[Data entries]

--*--

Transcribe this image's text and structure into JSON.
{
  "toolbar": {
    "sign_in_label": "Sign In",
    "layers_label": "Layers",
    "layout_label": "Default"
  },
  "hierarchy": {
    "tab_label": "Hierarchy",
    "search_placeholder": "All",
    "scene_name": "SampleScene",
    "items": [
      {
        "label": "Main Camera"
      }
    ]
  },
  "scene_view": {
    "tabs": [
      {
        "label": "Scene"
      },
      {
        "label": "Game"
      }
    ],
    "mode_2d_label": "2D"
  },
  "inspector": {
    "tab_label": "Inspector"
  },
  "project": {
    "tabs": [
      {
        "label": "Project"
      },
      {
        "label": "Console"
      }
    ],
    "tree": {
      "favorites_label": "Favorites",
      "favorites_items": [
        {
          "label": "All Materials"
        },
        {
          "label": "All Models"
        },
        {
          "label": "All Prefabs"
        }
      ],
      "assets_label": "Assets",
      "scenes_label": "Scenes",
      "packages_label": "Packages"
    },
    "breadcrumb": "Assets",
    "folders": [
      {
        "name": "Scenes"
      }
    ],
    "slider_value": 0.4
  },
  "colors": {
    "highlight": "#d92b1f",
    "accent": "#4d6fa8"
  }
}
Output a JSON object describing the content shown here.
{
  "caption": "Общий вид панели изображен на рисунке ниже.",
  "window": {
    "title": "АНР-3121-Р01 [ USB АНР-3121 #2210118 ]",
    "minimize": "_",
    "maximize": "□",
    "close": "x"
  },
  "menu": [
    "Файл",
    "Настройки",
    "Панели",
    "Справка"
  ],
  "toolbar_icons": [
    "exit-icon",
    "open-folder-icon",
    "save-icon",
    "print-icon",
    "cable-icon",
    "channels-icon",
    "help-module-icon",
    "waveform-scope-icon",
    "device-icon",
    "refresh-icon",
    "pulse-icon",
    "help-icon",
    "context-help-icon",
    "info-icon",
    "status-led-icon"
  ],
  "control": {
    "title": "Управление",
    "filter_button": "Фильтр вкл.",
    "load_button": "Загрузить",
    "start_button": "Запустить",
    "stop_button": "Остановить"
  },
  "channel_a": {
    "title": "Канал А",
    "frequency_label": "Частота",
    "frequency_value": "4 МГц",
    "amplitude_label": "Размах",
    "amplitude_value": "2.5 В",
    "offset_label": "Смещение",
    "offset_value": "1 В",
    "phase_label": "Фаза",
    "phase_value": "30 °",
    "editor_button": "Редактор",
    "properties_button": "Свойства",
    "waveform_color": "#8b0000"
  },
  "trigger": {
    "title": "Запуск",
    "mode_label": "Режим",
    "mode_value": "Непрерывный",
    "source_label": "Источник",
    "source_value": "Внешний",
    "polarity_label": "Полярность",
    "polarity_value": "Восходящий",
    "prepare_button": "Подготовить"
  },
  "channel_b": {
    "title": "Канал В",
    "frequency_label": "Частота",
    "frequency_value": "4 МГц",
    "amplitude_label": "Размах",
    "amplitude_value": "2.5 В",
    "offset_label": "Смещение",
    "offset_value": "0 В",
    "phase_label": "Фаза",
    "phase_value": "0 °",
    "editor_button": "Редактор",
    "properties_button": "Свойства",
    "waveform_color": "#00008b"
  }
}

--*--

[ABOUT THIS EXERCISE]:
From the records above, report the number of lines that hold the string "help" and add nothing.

[EXERCISE SOLUTION]:
3